> **What you are asked to do**: For this exercise, please find the lines in the entries that include the word "name" and copy them.

Data about app and page elements

===

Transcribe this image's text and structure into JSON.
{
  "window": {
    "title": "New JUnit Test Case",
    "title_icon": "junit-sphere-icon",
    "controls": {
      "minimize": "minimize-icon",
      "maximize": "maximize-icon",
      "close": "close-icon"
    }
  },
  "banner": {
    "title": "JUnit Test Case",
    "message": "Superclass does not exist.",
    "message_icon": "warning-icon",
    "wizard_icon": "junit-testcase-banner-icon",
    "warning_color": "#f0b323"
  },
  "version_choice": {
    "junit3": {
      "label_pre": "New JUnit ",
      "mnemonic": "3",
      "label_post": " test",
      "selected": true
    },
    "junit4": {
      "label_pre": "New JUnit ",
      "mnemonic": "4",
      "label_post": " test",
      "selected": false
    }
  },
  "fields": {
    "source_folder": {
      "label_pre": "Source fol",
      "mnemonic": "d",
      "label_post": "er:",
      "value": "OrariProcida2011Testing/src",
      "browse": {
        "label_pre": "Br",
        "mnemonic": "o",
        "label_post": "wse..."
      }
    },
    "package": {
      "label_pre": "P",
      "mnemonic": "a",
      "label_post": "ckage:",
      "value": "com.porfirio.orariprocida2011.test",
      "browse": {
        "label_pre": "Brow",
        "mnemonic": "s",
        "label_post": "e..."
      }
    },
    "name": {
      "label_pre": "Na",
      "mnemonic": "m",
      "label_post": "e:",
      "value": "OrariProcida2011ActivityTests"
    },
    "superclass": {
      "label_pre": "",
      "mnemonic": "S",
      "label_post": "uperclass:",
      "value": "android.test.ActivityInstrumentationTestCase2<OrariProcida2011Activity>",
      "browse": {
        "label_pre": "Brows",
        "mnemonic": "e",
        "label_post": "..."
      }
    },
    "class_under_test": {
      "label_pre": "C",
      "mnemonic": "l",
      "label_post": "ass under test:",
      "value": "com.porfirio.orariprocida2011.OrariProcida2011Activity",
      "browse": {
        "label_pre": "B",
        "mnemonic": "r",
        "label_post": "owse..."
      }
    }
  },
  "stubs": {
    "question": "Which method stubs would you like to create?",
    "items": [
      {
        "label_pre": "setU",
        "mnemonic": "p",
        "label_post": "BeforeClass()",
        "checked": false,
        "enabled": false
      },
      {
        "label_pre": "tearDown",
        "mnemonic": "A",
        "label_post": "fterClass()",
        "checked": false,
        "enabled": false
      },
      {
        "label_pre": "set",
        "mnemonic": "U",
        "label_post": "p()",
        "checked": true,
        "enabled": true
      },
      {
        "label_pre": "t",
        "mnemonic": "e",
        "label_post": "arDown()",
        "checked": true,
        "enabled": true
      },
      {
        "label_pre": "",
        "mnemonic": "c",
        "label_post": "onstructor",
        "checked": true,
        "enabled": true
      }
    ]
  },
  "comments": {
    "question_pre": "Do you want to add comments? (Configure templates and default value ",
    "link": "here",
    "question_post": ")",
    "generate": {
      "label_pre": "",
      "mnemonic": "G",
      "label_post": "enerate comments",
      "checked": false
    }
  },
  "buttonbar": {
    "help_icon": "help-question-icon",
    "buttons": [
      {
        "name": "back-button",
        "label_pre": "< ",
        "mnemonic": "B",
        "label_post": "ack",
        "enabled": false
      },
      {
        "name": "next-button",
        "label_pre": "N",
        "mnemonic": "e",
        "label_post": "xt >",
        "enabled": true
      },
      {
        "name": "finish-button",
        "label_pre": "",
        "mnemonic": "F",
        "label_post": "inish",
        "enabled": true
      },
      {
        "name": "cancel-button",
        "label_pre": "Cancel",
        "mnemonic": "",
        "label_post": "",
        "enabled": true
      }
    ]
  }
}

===

> **Completed exercise**:
    "name": {
        "name": "back-button",
        "name": "next-button",
        "name": "finish-button",
        "name": "cancel-button",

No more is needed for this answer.